This post has been read 200 times!
By: Pamela Dimitrova/ Arab America Contributing Writer
Just recently CNN revealed the Top 10 CNN Heroes of 2019 – these are men and women that are changing the world by helping families affected by the tragedy, cleaning up the environment, protecting neglected animals, and so much more. They were nominated by CNN to receive a ten thousand dollar cash prize with the Hero of the Year to receive one hundred thousand dollars. One of the nominees is Najah Bazzy, an Arab-American who changed the lives of thousands of women and children in the Detroit Metropolitan Area.
Najah learned to navigate through attitudes and beliefs that were conflicting very early in life. Born in a neighborhood that was predominantly Arab and Muslim – Dearborn, Michigan – she refers to herself as ‘a new thing‘ – a by-product of a merger between being Arab, American, and Muslim all at once. She believes these are not mutually exclusive identities, even in a post 9/11 America.
They are, which is now having the largest concentration of Arab Americans in the United States, back then was a hub of immigrants. In an interview, Najah says: “It was the people from Poland, Italy, Macedonia, Mexico, and others that we learned about their traditions and their different faiths. That’s why I love diversity so much. Neighbors sat on the front porch and they shared food while their children would go from house to house visit other children and play. The amount of care that people had for each other was tremendous, and this is where I learned to love my neighbor.”
However, she also felt a different attitude towards Muslims after the September 11 attacks. “I’ve had death threats. I’ve had to have protection placed on me. It’s an uncomfortable feeling,” she shares. “To know that you can put out love, and other people judge that love saddens me. I want to make every breath count, so I can’t fear those who choose hate. I can only control the love I have in my heart and choose that love.”
Najah is the founder of Zaman International, a non-profit organization, which has the mission to facilitate change and advance the lives of marginalized women and children of different backgrounds in the Detroit area; she has been doing it by enabling them to meet essential needs common to all humankind. The group’s 40,000-square-foot warehouse offers for free aisles of food, rows of clothes, and furniture to those in need.
The history of the organization is truly inspirational. In 1996, when a three-month-old infant was with a terminal diagnosis, Najah Bazzy, a Transcultural Clinical Nurse Specialist, provided clinical, spiritual and cultural support to his parents who were new arrivals to the United States. She helped them face the reality that no treatment would save their child.
After visiting the family at their home, Najah was shocked by their living conditions. Instead of a refrigerator, the family used a picnic cooler to house their limited food supply and baby formula. Instead of a stove, a portable propane stove was used for cooking. The infant’s bed was a laundry basket piled high with towels, and the infant only had the hospital’s receiving blanket to keep him warm. When the infant passed away and the family was unable to pay for a funeral, Najah raised funds from the community to provide him with a proper burial. This was the beginning of Plots for Tots, Zaman’s signature program which provides dignified burial support for families that have lost a fetus or infant.

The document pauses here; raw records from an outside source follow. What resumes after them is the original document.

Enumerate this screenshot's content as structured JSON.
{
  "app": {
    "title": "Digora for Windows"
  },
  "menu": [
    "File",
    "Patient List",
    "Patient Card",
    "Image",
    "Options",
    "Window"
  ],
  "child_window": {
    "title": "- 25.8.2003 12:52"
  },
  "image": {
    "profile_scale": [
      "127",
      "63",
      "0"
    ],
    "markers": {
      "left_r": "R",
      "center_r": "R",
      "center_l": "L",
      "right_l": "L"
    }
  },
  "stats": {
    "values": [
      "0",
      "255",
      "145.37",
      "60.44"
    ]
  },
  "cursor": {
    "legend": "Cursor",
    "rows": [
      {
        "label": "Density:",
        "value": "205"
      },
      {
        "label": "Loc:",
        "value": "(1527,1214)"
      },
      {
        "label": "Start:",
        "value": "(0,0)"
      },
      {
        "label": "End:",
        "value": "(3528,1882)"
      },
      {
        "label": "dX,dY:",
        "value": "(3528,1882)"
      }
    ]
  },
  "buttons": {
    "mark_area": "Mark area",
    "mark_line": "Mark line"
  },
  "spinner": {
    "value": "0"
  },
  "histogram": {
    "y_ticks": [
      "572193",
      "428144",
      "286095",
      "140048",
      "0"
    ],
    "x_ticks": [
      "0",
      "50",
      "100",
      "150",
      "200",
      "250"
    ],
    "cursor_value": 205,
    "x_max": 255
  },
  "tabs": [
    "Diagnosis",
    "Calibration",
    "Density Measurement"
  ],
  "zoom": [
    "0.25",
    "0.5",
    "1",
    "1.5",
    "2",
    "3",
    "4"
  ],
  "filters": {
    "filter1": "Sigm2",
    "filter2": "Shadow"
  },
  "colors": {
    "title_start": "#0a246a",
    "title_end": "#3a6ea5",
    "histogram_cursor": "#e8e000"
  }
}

Witnessing this family’s sorrowful experience and shocking living conditions, Najah was inspired and determined to harness the community’s efforts to help struggling families. She asked community members to donate furniture, food, clothing, and household goods. The support and need for such efforts quickly increased, encouraging Zaman to formalize as an organization committed to using community support to address community needs.
In 2018, Zaman distributed 170,400 pounds of food, collected 886,950 pounds of clothing, provided over 7,750 hours of job skills and literacy instruction to more than 90 women, and gave 268 winter coats and 895 school supply-filled backpacks to local children. Meanwhile, it partnered with 444 community partners on a range of initiatives and funded overseas relief projects, bringing safe water and humanitarian relief to more than 431,900 people.
Now that Zaman’s mission has been shared with the world, Bazzy is encouraging interested readers to help by donating through the CNN Heroes program, for which a CrowdRise donation page has been set up.
“What I’m most proud of this year is that Zaman is 94 cents on the dollar (which has been audited financially), she said, and it goes to programs,” she said about the percentage of donation dollars used to help fund its operations to serve those in need.
“We really encourage people to go to the website and to donate any amount that they can, anything helps.”